Kenya may find it difficult to become a middle-income state if it fails to achieve higher economic growth rates necessary for the provision of quality social services and creation of jobs for its youth.
The economy, with the potential to be one of the strongest in sub-Saharan Africa, has been underperforming in recent years raising doubt about the country’s ability to achieve double-digit economic growth, shows a new assessment by the World Bank.
As a result of the slowed growth, other sub-Saharan African countries are catching up with Kenya. “Compared with its peers, Kenya is punching below its weight,” the World Bank says in a report analysing Kenya’s overall socio-economic performance.
The report, titled Achieving Shared Prosperity in Kenya, states that over the past decade, Kenya has been growing at a moderate four per cent per year.
“This is higher than in the 1980s and 1990s, but substantially lower than the growth experienced by its East African neighbours and sub-Saharan Africa as a whole, where growth has averaged five per cent per annum, and six per cent if South Africa is excluded.”
Economists have expressed concern that many African countries whose GDP per capita was below Kenya’s in 1980, including some East African Community member states, are rapidly catching up. For example, in 1990, Ethiopia’s GDP per capita was 28 per cent of Kenya’s, in 2011 it was 48 per cent.
Relative to Kenya’s GDP per capita, a number of countries grew their economies; Ethiopia (69 per cent), Ghana (71 per cent), Mozambique (104 per cent), Tanzania (46 per cent), Uganda (98 per cent), Malaysia (94 per cent), Thailand (82 per cent) and Vietnam (213 per cent).
“The growth has mainly been driven by consumption, while investments and exports have yet to be the major factors determining growth,” said Ganesh Rasagam, the lead private sector development specialist at the World Bank.
Over the past 10 years, services have driven growth while agriculture and industry have lagged behind. “A breakdown of the 3.9 per cent average growth over the past decade shows that services contributed 2.1 per cent, agriculture 1.1 per cent, and industry just 0.7 per cent,” says the World Bank report.

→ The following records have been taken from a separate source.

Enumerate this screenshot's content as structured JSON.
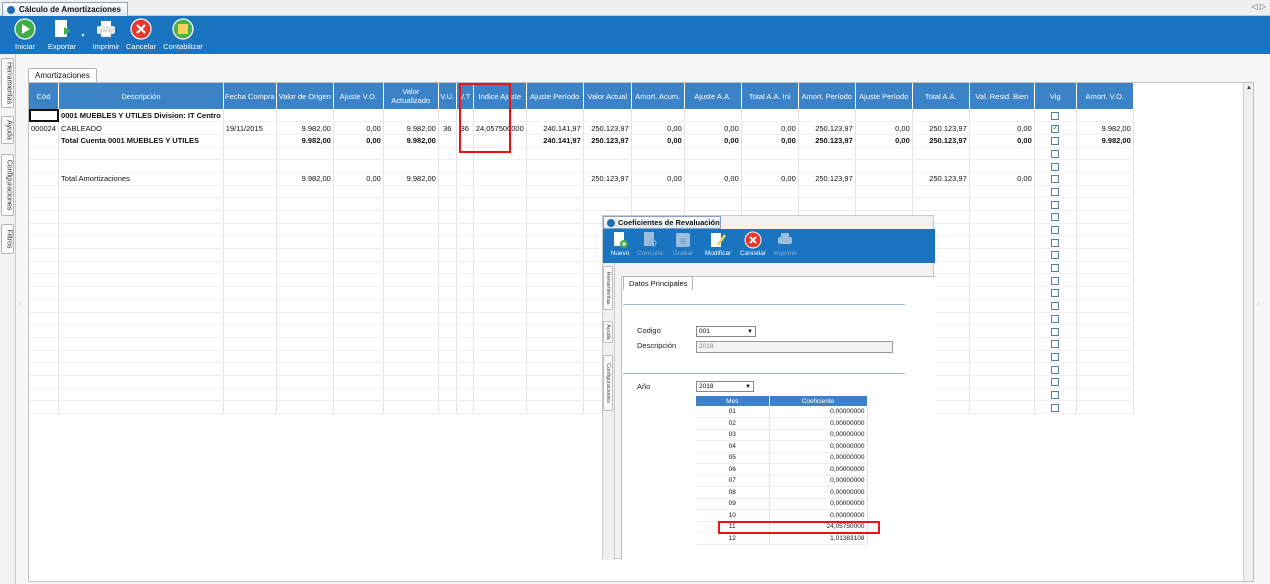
{
  "window": {
    "tab_title": "Cálculo de Amortizaciones",
    "nav_prev": "◁",
    "nav_next": "▷"
  },
  "toolbar": {
    "iniciar": "Iniciar",
    "exportar": "Exportar",
    "imprimir": "Imprimir",
    "cancelar": "Cancelar",
    "contabilizar": "Contabilizar"
  },
  "side_tabs": [
    "Herramientas",
    "Ayuda",
    "Configuraciones",
    "Filtros"
  ],
  "panel": {
    "sub_tab": "Amortizaciones"
  },
  "grid": {
    "columns": [
      "Cód",
      "Descripción",
      "Fecha Compra",
      "Valor de Origen",
      "Ajuste V.O.",
      "Valor Actualizado",
      "V.U.",
      "V.T",
      "Indice Ajuste",
      "Ajuste Período",
      "Valor Actual",
      "Amort. Acum.",
      "Ajuste A.A.",
      "Total A.A. Ini",
      "Amort. Período",
      "Ajuste Período",
      "Total A.A.",
      "Val. Resid. Bien",
      "Vig",
      "Amort. V.O."
    ],
    "rows": [
      {
        "type": "group",
        "cells": [
          "",
          "0001 MUEBLES Y UTILES Division: IT Centro",
          "",
          "",
          "",
          "",
          "",
          "",
          "",
          "",
          "",
          "",
          "",
          "",
          "",
          "",
          "",
          "",
          "",
          ""
        ],
        "vig": null
      },
      {
        "type": "item",
        "cells": [
          "000024",
          "CABLEADO",
          "19/11/2015",
          "9.982,00",
          "0,00",
          "9.982,00",
          "36",
          "36",
          "24,057500000",
          "240.141,97",
          "250.123,97",
          "0,00",
          "0,00",
          "0,00",
          "250.123,97",
          "0,00",
          "250.123,97",
          "0,00",
          "",
          "9.982,00"
        ],
        "vig": true
      },
      {
        "type": "total",
        "cells": [
          "",
          "Total Cuenta 0001 MUEBLES Y UTILES",
          "",
          "9.982,00",
          "0,00",
          "9.982,00",
          "",
          "",
          "",
          "240.141,97",
          "250.123,97",
          "0,00",
          "0,00",
          "0,00",
          "250.123,97",
          "0,00",
          "250.123,97",
          "0,00",
          "",
          "9.982,00"
        ],
        "vig": false
      },
      {
        "type": "empty",
        "cells": [
          "",
          "",
          "",
          "",
          "",
          "",
          "",
          "",
          "",
          "",
          "",
          "",
          "",
          "",
          "",
          "",
          "",
          "",
          "",
          ""
        ],
        "vig": false
      },
      {
        "type": "empty",
        "cells": [
          "",
          "",
          "",
          "",
          "",
          "",
          "",
          "",
          "",
          "",
          "",
          "",
          "",
          "",
          "",
          "",
          "",
          "",
          "",
          ""
        ],
        "vig": false
      },
      {
        "type": "grand",
        "cells": [
          "",
          "Total Amortizaciones",
          "",
          "9.982,00",
          "0,00",
          "9.982,00",
          "",
          "",
          "",
          "",
          "250.123,97",
          "0,00",
          "0,00",
          "0,00",
          "250.123,97",
          "",
          "250.123,97",
          "0,00",
          "",
          ""
        ],
        "vig": false
      }
    ]
  },
  "popup": {
    "title": "Coeficientes de Revaluación",
    "toolbar": {
      "nuevo": "Nuevo",
      "consulta": "Consulta",
      "grabar": "Grabar",
      "modificar": "Modificar",
      "cancelar": "Cancelar",
      "imprimir": "Imprimir"
    },
    "side_tabs": [
      "Herramientas",
      "Ayuda",
      "Configuraciones"
    ],
    "sub_tab": "Datos Principales",
    "codigo_label": "Codigo",
    "codigo_value": "001",
    "descripcion_label": "Descripción",
    "descripcion_value": "2018",
    "anio_label": "Año",
    "anio_value": "2018",
    "coef_table": {
      "columns": [
        "Mes",
        "Coeficiente"
      ],
      "rows": [
        [
          "01",
          "0,00000000"
        ],
        [
          "02",
          "0,00000000"
        ],
        [
          "03",
          "0,00000000"
        ],
        [
          "04",
          "0,00000000"
        ],
        [
          "05",
          "0,00000000"
        ],
        [
          "06",
          "0,00000000"
        ],
        [
          "07",
          "0,00000000"
        ],
        [
          "08",
          "0,00000000"
        ],
        [
          "09",
          "0,00000000"
        ],
        [
          "10",
          "0,00000000"
        ],
        [
          "11",
          "24,05750000"
        ],
        [
          "12",
          "1,01383108"
        ]
      ]
    }
  },
  "colors": {
    "toolbar": "#1a74bf",
    "grid_header": "#3b82c6",
    "highlight": "#e11111"
  }
}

Agriculture, which has been the country’s economic growth engine since Independence, is showing signs of fatigue for various reasons ranging from poor policies to failure to adopt modern farming and production methods.
“Kenya’s share in the global export market has declined sharply in the past three decades,” Mr Rasagam said.
The economist said the country’s traditional exports namely coffee, tea and horticulture, which still accounts for 35 per cent of goods exports, are losing share in traditional markets in Europe and failing to penetrate potential emerging markets.
Ethiopia is fast becoming a large exporter of cut flowers, posing a threat to one of Kenya’s major sources of revenue. Ethiopia’s flower sector has become a $200 million cut flowers export business in the past 10 years.
Production of some of Kenya’s staple foods has also been on the decline, with maize being one of the worst hit. This year will not be any different as the Agriculture Ministry has already sounded the alarm over declining yields in some of the major crops.
A report covering January to May reveals that the country will record low grain yields due to erratic weather and crop diseases. This means the country will have to rely on imports.
Another contradiction is that even though Kenya produces the best tea in the world, it is the most inefficient producer of sugar, with Kenyans paying triple the world prices. Diversification of exports could cushion the country from growing reliance on food imports.
A growing population, declining agricultural productivity and increased oil imports have further increased the country’s vulnerability to external price shocks in recent years.
“Implementation of laws in the public sector has not been good. We need to borrow the no-nonsense approach from Rwanda, which has succeeded in creating a conducive environment for business,” said Gituro Wainainah, the acting director general of Vision 2030, Kenya’s economic blueprint.
Despite the challenges, some economists are optimistic that the country will pull it off.
“We just got out of an election and we are putting up structures as per the Constitution. Once everything is in place, we will achieve higher growth rates than some of our neighbours,” said Prof Joseph Kieyah, the principal analyst at the Kenya Institute for Public Policy Research and Analysis (KIPPRA), the quasi-government think-tank.
Kenneth Kaniu, chief investment officer at Stanlib Kenya, links the faster economic growth of the neighbouring countries to recent discoveries of natural resources, mainly oil and gas.
“As a result of these discoveries, countries like Ethiopia, Tanzania and Uganda have attracted higher foreign direct investments because they have discovered natural resources at a faster rate than Kenya,” said Mr Kaniu.
“Our agriculture economy is still rain-fed, and until we embrace modern methods of farming, problems facing the sector will be difficult to solve,” he added.
Tanzania’s annual GDP growth rate has averaged seven per cent over the past five years, reaching an all-time high of 11.2 per cent in 2007.
According to the Uganda Bureau of Statistics, the country’s economy grew by 5.8 per cent in the financial year 2012/2013. Rwanda’s real GDP grew by 7.7 per cent in 2012, and is expected to grow by 6.6 per cent this year.